We all must collaborate with difficult people at times. Not everyone at work can be your friend. However, you need to collaborate with others to meet your goals. When someone else is difficult to work with this can be very trying, difficult, and frustrating. This article looks at the impacts, discusses alternatives and gives you ideas that you can try to make the situation as productive and tenable as possible. Successful people have been in this situation too and made the best of trying times. Learn from them and enhance your own probability for success in the future. They did it. So can you.
It’s not about me.
It is about we.
But it starts with me.
This simple commentary is one of my Power Point slides when I speak on How to Make Uncomfortable Situations Comfortable. It is so true. In this instance
I am encouraging you to be the grown up in the room and ask you to take the first step.
To collaborate with a difficult party someone must step up to make this situation work. As a leader step up. Think of this as an opportunity and approach the situation as you would any other tough problem.
All to often there is a focus on blame. You may blame the other party, or you may have self-doubt and blame yourself. Either way you need to move away from blame and focus on the problem. What is the problem you are trying to solve and what is your goal?
When you digress about what you do not like about the other party, this benefits no one, and takes energy from you.
When you give into blame what happens? You spend more time there and productivity goes down. You become more tense. You tend to be more defensive. A high conflict employee can drain the energy out of you and your team.
Sometimes avoiding interactions is beneficial, but
if you must work together this will still require interactions.
Being passive aggressive makes things worse. For example, not inviting the other party to a meeting, or not including the other party at key decision points will only exacerbate the issue. Similarly with other forms of communications such as texts, emails, or conference call be conscious of what will help de-escalate the situation and promote collaboration.
Do not focus on what you do not like about the other party. Do not hate. You do not know what is going on their life and what other stressors or other activities may negatively impacting them.
Instead, it starts with me. What can you do?
If you are involved with a conversation and it starts to head in a negative direction,
consider politely removing yourself.
The same can be said for unproductive conversations.
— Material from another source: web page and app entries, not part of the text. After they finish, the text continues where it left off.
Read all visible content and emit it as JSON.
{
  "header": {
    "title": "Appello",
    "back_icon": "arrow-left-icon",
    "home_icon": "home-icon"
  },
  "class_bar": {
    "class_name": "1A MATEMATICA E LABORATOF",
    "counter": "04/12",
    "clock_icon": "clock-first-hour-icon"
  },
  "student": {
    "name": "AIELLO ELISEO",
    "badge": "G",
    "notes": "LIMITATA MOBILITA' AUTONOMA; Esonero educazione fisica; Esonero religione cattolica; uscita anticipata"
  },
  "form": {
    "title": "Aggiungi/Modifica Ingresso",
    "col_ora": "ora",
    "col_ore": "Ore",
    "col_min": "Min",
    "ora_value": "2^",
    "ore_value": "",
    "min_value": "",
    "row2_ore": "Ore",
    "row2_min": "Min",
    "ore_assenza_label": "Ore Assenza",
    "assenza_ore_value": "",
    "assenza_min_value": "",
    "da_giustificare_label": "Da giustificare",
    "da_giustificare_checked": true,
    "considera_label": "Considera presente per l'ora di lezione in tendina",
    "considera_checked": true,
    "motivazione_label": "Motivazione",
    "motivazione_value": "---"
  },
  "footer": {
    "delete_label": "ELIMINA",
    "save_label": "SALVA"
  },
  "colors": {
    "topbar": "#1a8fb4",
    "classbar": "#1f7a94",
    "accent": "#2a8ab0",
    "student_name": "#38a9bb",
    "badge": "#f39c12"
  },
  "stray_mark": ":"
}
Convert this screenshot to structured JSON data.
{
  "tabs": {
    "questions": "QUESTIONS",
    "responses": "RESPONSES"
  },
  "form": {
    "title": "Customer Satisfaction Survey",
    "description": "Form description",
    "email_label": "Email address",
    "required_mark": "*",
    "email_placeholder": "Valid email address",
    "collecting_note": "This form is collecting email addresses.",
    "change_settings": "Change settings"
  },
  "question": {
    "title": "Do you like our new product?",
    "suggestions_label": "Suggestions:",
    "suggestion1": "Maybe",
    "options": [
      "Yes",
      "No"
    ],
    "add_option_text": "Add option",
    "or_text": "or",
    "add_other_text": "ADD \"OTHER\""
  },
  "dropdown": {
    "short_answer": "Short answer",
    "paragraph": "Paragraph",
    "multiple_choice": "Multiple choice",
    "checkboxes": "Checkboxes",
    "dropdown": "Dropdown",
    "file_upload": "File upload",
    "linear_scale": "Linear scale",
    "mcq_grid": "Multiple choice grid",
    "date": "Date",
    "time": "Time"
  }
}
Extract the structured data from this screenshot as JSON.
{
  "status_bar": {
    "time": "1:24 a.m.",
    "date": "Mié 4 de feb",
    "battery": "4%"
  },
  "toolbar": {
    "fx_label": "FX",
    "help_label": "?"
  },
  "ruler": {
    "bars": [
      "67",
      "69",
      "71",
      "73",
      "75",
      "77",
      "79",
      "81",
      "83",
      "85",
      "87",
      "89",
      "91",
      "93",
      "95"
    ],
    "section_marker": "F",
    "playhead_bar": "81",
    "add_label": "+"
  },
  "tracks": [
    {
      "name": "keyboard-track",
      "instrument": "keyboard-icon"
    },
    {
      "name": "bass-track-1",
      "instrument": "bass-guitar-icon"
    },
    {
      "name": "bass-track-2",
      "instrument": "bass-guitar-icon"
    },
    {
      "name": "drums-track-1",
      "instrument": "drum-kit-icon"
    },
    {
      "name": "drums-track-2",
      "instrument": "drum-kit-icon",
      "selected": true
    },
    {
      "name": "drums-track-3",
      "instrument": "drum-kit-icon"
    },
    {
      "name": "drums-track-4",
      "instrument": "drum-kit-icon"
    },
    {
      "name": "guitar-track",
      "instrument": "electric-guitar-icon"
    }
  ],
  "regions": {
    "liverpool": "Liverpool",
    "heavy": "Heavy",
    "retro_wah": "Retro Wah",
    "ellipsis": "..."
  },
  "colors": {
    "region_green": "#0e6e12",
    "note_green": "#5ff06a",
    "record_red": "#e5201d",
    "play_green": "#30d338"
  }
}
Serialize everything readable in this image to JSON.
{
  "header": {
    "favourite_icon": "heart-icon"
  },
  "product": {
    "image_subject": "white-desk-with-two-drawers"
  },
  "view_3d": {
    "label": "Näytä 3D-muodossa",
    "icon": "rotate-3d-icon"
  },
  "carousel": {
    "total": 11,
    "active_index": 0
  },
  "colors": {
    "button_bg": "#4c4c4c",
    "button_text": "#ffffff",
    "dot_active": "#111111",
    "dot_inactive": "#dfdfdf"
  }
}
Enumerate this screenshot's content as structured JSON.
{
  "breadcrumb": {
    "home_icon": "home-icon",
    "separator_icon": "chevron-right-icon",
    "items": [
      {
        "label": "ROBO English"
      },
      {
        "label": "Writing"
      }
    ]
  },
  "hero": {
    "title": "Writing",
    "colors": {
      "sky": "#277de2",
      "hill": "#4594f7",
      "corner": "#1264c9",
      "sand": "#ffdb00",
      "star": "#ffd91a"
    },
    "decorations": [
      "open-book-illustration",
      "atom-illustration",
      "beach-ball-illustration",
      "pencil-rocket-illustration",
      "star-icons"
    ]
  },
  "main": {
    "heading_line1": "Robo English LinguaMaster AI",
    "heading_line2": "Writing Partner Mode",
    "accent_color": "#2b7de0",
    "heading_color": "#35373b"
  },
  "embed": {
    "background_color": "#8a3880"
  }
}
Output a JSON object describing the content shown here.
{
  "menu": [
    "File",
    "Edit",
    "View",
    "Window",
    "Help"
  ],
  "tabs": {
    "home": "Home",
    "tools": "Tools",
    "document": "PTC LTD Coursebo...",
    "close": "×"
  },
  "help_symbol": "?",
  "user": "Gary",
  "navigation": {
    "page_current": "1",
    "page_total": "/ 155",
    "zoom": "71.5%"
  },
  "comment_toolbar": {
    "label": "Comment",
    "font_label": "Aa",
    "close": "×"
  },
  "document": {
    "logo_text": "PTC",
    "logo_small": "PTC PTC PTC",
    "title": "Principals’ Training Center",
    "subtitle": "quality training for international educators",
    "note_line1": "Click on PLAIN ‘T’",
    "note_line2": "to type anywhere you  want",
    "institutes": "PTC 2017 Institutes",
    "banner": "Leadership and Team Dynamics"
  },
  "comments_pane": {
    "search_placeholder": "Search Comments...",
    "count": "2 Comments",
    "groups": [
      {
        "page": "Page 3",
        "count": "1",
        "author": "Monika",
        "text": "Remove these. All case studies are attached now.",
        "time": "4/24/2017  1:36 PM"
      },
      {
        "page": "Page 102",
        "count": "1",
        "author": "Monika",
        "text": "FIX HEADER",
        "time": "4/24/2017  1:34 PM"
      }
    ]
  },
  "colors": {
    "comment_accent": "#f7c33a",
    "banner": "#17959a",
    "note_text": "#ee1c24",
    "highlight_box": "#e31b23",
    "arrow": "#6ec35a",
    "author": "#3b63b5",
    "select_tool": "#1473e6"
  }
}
Have an excuse to leave the situation to work on something or do something else.
Confront the situation professionally
When there are issues, you can confront the other person respectfully in private. Understand where they are coming from. Try to connect with the other party. Listen to them. Ask open ended questions.
Try to refrain from judging the other person. This is hard.
You must concentrate on not judging. Give yourself positive reinforcing commentary to stay focused, peaceful, and positive. Doing this earlier rather than later can hopefully keep the problem from becoming an even greater problem later.
Consider setting boundaries about when, where, and how conversations or updates may take place. You each are entitled to your space. Be respectful of their space and explore yours to take care of yourself.
Focus on what the other party brings to the collaboration.
Why are you working together? What do you bring to the collaboration? What are your strengths? Are there things you can do for them? Consider your network, people, resources, and other elements where you may be able to help the other party. Keep in mind that these elements may even be beyond your collaboration activity and be outside of work.
Can you provide an affirmation such as a positive, meaningful, feedback along the way or after completing the task you are working on together. This can be a positive incentive from the beginning.
Realizing that these
alternatives all require an action on your part
you may not want to take these initiatives. However, think about the pros and cons of not doing anything versus being initiative-taking to address these items from both your and the other party’s perspective. Once you do that it is more likely than not that one of more of these alternatives is at least worth a try.
What do successful people do?
Successful people find ways to work with others that may rub them the wrong way. They realize that everyone has their own personality and sometimes personalities just do not jell with one another. On the other hand, successful people look at themselves, the other party, and the situation and then
they find a way to make it work.
That is how they got to be successful. Learn from them, network, do some research, and explore the ideas presented here so that you can be successful too.
Keep in mind that your emotions are likely high as you consider the other party. Explore your emotions and why you feel the way you do. Then reflect on what you have read here and see if some of the ideas presented here may be worth a try. Keep in mind that as with all things, making changes requires practice, persistence, and patience. Do not give up after the first try if it is not successful. Keep in mind that you and the other party may each have some baggage to overcome. This may take some time on both of your parts.
For more on this topic take a look at Lisa Stephenson’s article on How to Work with Someone You Really Don’t Like and check out my blog under the heading of with the difficult people for a host of other related topics that you may find helpful.
About the author
Mike Gregory is a professional speaker, an author, and a mediator. You may contact Mike directly at email@example.com and at (651) 633-5311. Mike has written 12 books (and co-authored two others) including his latest book, The Collaboration Effect: Overcoming Your Conflicts, and The Servant Manager, Business Valuations and the IRS, and Peaceful Resolutions that you may find helpful. [Michael Gregory, ASA, CVA, NSA, MBA, Qualified Mediator with the Minnesota Supreme Court]